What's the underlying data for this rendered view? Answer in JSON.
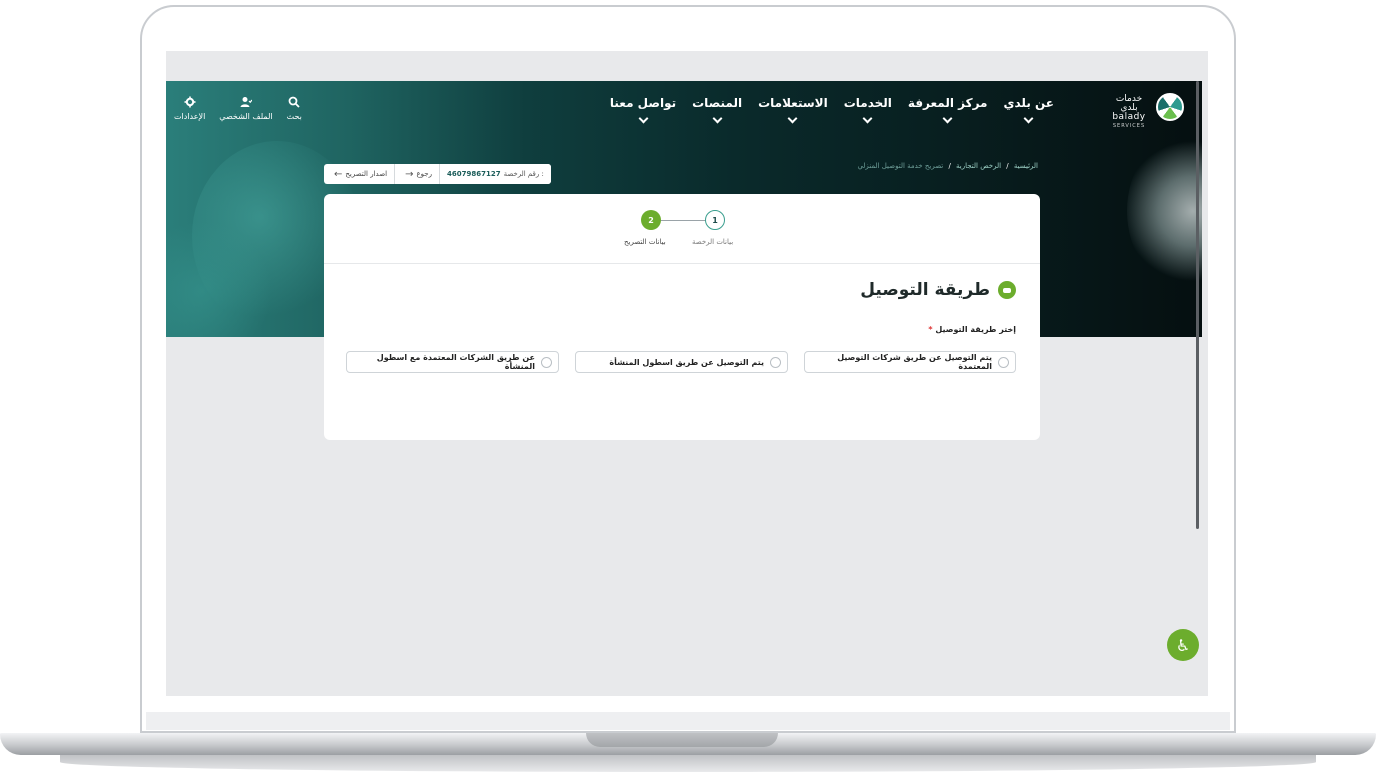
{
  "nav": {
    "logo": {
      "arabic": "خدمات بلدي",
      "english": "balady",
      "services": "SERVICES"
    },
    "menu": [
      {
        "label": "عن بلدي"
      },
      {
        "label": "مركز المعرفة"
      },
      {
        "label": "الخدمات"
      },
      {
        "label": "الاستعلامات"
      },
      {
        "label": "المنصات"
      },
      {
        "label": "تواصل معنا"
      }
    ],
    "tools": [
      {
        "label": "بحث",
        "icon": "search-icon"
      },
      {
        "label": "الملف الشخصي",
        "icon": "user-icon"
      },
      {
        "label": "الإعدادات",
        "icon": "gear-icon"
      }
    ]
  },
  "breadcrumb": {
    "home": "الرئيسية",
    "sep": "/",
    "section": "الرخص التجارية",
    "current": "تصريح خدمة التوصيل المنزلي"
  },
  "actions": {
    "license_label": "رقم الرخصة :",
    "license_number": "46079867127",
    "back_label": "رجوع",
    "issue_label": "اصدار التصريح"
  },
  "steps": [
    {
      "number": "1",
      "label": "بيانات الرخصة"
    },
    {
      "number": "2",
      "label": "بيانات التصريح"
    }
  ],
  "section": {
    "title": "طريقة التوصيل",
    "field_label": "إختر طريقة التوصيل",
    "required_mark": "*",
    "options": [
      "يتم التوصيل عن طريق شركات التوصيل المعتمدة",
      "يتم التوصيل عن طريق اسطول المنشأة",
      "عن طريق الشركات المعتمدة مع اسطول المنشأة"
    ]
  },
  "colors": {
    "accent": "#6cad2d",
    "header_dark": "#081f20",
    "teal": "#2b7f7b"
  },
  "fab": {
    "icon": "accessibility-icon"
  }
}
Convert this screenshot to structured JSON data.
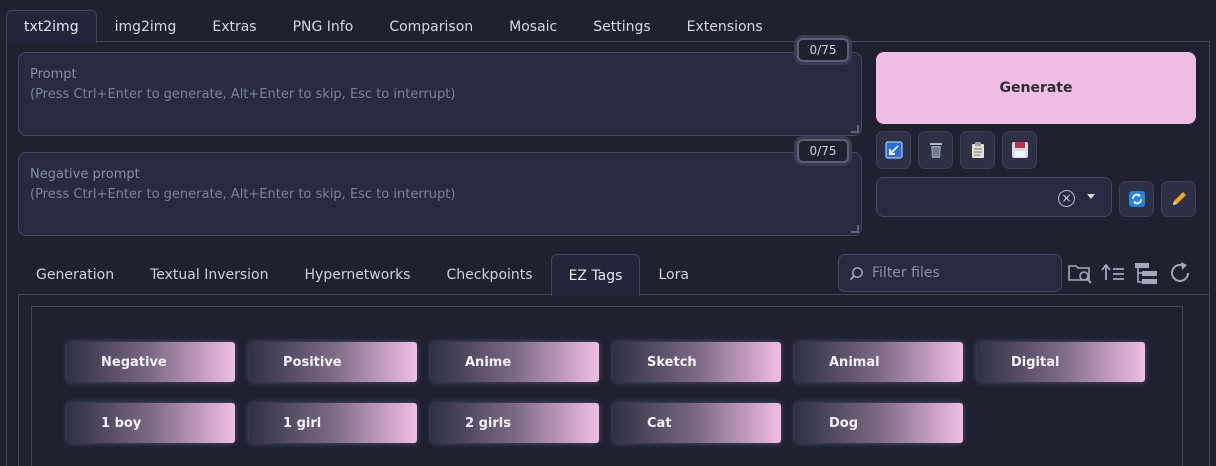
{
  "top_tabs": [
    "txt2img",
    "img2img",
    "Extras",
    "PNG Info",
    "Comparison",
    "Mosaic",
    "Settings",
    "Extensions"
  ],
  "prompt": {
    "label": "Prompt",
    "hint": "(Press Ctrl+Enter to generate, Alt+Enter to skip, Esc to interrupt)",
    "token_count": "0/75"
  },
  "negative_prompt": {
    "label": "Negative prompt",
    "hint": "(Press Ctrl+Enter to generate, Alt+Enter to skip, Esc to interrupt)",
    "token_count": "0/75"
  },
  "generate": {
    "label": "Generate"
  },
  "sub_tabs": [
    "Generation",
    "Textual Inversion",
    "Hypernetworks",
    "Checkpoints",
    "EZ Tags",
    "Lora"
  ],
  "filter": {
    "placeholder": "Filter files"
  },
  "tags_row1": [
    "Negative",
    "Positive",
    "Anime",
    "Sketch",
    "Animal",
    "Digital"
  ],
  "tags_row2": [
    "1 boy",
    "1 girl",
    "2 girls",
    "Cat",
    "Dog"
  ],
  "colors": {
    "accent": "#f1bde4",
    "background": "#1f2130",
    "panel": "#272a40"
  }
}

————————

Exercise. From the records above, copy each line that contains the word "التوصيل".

Output.
    "current": "تصريح خدمة التوصيل المنزلي"
    "title": "طريقة التوصيل",
    "field_label": "إختر طريقة التوصيل",
      "يتم التوصيل عن طريق شركات التوصيل المعتمدة",
      "يتم التوصيل عن طريق اسطول المنشأة",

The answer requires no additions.